Charlotte and I also managed a day at the Lakes’ very own beach bouldering paradise – St Bees. She cruised through Hueco Crack in very impressive style. Round the corner from this is a superb 7c called Tim’s Crack. It suffers from a lot of seepage and in all my years of bouldering there I have never seen it (almost) dry. I don’t think it ever fully dries out and it felt very damp that day but better than it had ever been before. I remember seeing a vid of Dan Varian climbing it ages ago and being quite jealous that he’d found it in condition. I couldn’t remember any beta from his vid so I spent nearly an hour working it out. Climbing feet first, spinning round, hand jams, pockets and a highball top out all make this a very special problem. I think Dan said that it may be one of the best in the UK and I’m not sure I can argue with him there. After getting a sequence nailed, it actually went with not too much of a problem. A really special day for me, aside from being in a beautiful setting with my girlfriend!
We also went over to Borrowdale to meet Charlotte’s parents, who were staying in some posh hotel there. Her dad is a bit of a Northumbrian climbing legend so they went off doing something called “trad” and I went solo to the Bowderstone. I was very happy to see a familiar face, Tom Sugden. We were Bowderstone novices and struggled to work out what was what. I had been twice before but couldn’t really remember much. We did manage to both send a great problem on the ladder face, the sit start to Grand Opera right hand, at around 7c+. I knew what I wanted to try next, an awesome, very dynamic problem on the arse end...I mean back side....of the stone. XXXX (8a) uses good in cut sidepulls but very far apart. On my flash go I was only centimetres from the top. Several goes later I was very close. On one of my goes I hit my elbow pretty hard and gave myself a fairly good cut and bruise. I also had to dash off for lunch with Charlotte’s parents. I returned to the stone a few hours later, full of cake and thoroughly sluggish. Climbing over.
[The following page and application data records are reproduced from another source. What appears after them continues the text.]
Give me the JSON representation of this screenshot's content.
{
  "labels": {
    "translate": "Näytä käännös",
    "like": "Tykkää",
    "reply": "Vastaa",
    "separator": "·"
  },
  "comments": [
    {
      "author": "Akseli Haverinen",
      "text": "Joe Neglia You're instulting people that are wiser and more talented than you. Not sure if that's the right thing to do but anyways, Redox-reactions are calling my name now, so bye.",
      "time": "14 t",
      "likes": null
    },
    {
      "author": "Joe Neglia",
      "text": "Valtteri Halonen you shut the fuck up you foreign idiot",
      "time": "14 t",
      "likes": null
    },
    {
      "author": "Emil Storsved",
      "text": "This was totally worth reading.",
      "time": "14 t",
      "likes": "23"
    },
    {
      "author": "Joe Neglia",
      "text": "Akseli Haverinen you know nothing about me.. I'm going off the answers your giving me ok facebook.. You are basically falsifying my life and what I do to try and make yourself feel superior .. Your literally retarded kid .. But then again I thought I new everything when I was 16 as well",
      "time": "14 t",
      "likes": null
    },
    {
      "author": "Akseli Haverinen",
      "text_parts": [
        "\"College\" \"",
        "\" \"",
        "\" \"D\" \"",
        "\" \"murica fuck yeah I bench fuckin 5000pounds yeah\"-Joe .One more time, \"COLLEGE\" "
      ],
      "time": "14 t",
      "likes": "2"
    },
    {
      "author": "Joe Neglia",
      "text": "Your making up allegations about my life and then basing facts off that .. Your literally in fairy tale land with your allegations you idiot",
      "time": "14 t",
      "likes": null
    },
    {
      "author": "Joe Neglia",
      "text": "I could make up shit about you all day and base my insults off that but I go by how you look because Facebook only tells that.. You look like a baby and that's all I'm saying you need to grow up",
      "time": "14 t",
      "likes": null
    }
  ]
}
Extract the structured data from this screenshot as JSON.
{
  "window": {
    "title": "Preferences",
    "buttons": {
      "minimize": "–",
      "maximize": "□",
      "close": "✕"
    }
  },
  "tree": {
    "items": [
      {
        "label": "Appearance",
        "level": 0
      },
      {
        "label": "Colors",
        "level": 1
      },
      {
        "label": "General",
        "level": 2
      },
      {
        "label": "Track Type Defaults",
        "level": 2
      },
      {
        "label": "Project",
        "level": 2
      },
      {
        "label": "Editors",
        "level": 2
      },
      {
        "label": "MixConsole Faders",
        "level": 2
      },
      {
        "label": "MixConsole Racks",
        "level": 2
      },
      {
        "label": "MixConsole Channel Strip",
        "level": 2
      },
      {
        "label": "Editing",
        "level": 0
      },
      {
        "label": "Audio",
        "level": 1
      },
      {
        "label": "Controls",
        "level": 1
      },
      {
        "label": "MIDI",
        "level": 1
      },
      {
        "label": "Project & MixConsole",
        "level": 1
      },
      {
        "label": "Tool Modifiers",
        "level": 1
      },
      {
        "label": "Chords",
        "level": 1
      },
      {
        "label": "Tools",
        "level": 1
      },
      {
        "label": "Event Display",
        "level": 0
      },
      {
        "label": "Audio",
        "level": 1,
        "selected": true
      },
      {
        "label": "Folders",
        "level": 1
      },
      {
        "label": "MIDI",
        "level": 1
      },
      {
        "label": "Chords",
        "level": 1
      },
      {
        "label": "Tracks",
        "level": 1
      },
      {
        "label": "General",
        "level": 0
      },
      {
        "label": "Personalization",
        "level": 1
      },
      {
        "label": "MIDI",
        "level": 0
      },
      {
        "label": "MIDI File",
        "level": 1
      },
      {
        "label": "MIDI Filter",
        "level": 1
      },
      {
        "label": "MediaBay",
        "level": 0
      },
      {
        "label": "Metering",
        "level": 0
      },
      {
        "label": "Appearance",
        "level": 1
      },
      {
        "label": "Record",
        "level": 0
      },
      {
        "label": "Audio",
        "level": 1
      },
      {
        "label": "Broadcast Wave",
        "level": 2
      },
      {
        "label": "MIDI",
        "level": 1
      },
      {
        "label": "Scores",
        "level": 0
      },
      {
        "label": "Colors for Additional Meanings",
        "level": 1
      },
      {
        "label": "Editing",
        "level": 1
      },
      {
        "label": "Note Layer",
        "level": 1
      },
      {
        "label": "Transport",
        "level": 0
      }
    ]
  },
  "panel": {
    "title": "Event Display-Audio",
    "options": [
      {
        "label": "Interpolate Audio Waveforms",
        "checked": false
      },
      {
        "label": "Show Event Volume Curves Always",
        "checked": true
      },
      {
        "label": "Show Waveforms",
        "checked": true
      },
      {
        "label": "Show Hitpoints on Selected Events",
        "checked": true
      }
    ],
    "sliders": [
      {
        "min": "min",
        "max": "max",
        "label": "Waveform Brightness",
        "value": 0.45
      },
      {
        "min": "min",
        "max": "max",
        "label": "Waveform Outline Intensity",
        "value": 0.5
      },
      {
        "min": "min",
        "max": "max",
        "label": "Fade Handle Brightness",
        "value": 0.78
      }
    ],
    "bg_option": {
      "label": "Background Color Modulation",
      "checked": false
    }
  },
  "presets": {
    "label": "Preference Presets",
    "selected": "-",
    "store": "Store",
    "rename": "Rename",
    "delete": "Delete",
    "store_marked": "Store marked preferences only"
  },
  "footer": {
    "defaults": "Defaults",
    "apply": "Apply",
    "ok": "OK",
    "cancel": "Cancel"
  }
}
We returned a couple of days later. After a short warm up I managed to jump my way up XXXX in a few goes. Being a bit of a show pony, I decided to try and get some good angles of the moves so I could make a vid. What a mistake!! I could do all the moves pretty steadily so got a few angles. On my third or fourth take I must have misjudged the final dyno and smashed my elbow in exactly the same place as last time but probably ten times harder. I writhed around in agony for about ten minutes. After about half an hour my elbow had swollen to the size of a golf ball. All I could do was laze in the sun and eat chocolate. Charlotte and her Dad were off tradding so I waited for about two hours before I saw them. It was off to hospital for me. The nurse cleaned the wound and said I should maybe go for an x-ray in the next few days. Fortunately, it has settled quite a bit so I doubt I fractured it. Saying that, it still is very painful and I can’t put any pressure on it. At least it keeps my elbows off the table; something my mum had tried to do for years! Here's a vid of the smash and a crap edit of the angles I did manage to get before my collision.